Seventeen— Love is also everything.
Now coming from a girl who’s never been in anything remotely close to a relationship and is stereotyped in a generation that “doesn’t know what love means,” I’m not talking about romance. I’m just talking about the act of truly loving something for what it is. Whether its my family or my friends or even my passions. Finding something to love is finding something to keep going for. That includes yourself.
Eighteen— No step is too small.
Progress is progress. Whatever you’re working towards, a degree or a better job or recovery or that one good day… Celebrating the small victories, not just the big ones, is part of what keeps us going. Appreciate yourself for all of it, baby steps are sometimes all you need. As long as you keep stepping.
Nineteen— It’s just a number.
At a certain point, you realize that no matter the age, everyone is doing something different. Right now, some of us are in school, some of us are having kids, and some of us are get married. Maybe a little bit of everything; all of us are working hard. So I’ve learned not to worry about the implications of where we’re supposed to be depending on your age. Do what you need to do, the rest will follow.
Twenty— Work hard but play harder.
So maybe it took me twenty years, but there’s a time to work and a time to play. Especially on a quarter system here at Poly, life moves pretty quickly, with midterms as early as week two and we have to make the most of the time we’ve got. Someone reminded me of this today and I realized that I’ve been here for two decades now, if I’m ever going to have a time to let loose, this is it.

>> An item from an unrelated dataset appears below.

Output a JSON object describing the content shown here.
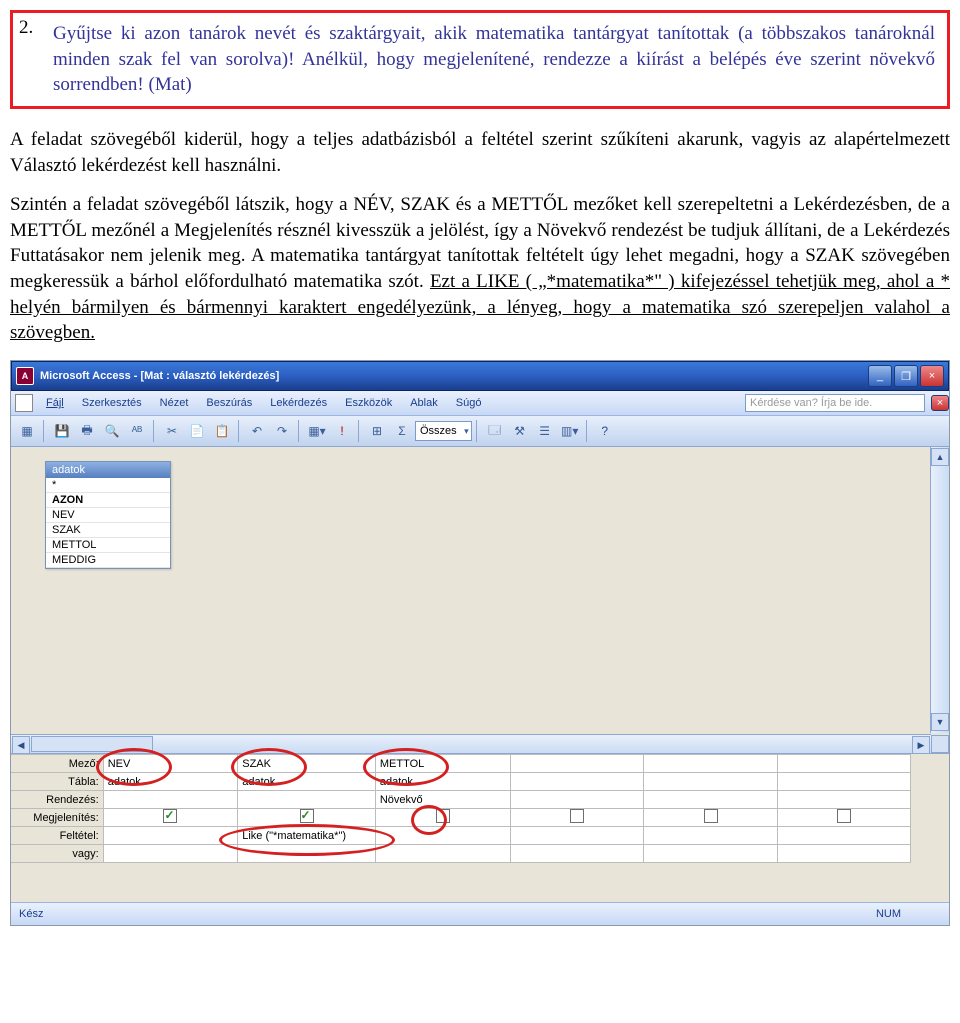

So cheers to the end of teenage years and here’s to an entirely new decade. If anyone’s got anything I need to know before I get going full speed ahead into adulthood here, I’m all ears. Happy Friday everyone!